## Your assignment
Print all the entries verbatim.

(Beginning of Study material)

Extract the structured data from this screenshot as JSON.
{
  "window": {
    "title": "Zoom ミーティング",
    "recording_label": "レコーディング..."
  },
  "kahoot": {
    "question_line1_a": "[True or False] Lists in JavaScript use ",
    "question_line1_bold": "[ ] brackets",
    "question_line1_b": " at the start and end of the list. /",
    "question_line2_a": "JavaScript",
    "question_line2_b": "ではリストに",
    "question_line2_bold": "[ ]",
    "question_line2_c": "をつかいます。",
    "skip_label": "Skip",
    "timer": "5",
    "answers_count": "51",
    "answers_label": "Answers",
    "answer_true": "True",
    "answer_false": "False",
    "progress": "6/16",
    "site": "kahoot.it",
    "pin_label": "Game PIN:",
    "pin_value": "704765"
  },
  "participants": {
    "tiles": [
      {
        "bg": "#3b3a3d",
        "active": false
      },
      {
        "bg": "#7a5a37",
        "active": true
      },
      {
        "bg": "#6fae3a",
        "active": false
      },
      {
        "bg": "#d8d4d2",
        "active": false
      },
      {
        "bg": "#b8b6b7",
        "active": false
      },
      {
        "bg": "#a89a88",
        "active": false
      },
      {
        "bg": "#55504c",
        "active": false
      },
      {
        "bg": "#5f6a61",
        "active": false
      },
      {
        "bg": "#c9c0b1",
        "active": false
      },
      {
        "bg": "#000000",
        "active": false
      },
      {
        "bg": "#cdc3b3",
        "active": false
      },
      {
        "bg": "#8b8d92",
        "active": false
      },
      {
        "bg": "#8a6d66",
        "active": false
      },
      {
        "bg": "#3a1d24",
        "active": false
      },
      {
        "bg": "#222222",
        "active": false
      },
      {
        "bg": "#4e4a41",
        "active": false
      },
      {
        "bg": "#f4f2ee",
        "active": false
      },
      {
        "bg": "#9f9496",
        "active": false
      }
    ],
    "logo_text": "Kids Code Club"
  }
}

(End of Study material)

## Problem solution
Extract the structured data from this screenshot as JSON.
{
  "window": {
    "title": "Zoom ミーティング",
    "recording_label": "レコーディング..."
  },
  "kahoot": {
    "question_line1_a": "[True or False] Lists in JavaScript use ",
    "question_line1_bold": "[ ] brackets",
    "question_line1_b": " at the start and end of the list. /",
    "question_line2_a": "JavaScript",
    "question_line2_b": "ではリストに",
    "question_line2_bold": "[ ]",
    "question_line2_c": "をつかいます。",
    "skip_label": "Skip",
    "timer": "5",
    "answers_count": "51",
    "answers_label": "Answers",
    "answer_true": "True",
    "answer_false": "False",
    "progress": "6/16",
    "site": "kahoot.it",
    "pin_label": "Game PIN:",
    "pin_value": "704765"
  },
  "participants": {
    "tiles": [
      {
        "bg": "#3b3a3d",
        "active": false
      },
      {
        "bg": "#7a5a37",
        "active": true
      },
      {
        "bg": "#6fae3a",
        "active": false
      },
      {
        "bg": "#d8d4d2",
        "active": false
      },
      {
        "bg": "#b8b6b7",
        "active": false
      },
      {
        "bg": "#a89a88",
        "active": false
      },
      {
        "bg": "#55504c",
        "active": false
      },
      {
        "bg": "#5f6a61",
        "active": false
      },
      {
        "bg": "#c9c0b1",
        "active": false
      },
      {
        "bg": "#000000",
        "active": false
      },
      {
        "bg": "#cdc3b3",
        "active": false
      },
      {
        "bg": "#8b8d92",
        "active": false
      },
      {
        "bg": "#8a6d66",
        "active": false
      },
      {
        "bg": "#3a1d24",
        "active": false
      },
      {
        "bg": "#222222",
        "active": false
      },
      {
        "bg": "#4e4a41",
        "active": false
      },
      {
        "bg": "#f4f2ee",
        "active": false
      },
      {
        "bg": "#9f9496",
        "active": false
      }
    ],
    "logo_text": "Kids Code Club"
  }
}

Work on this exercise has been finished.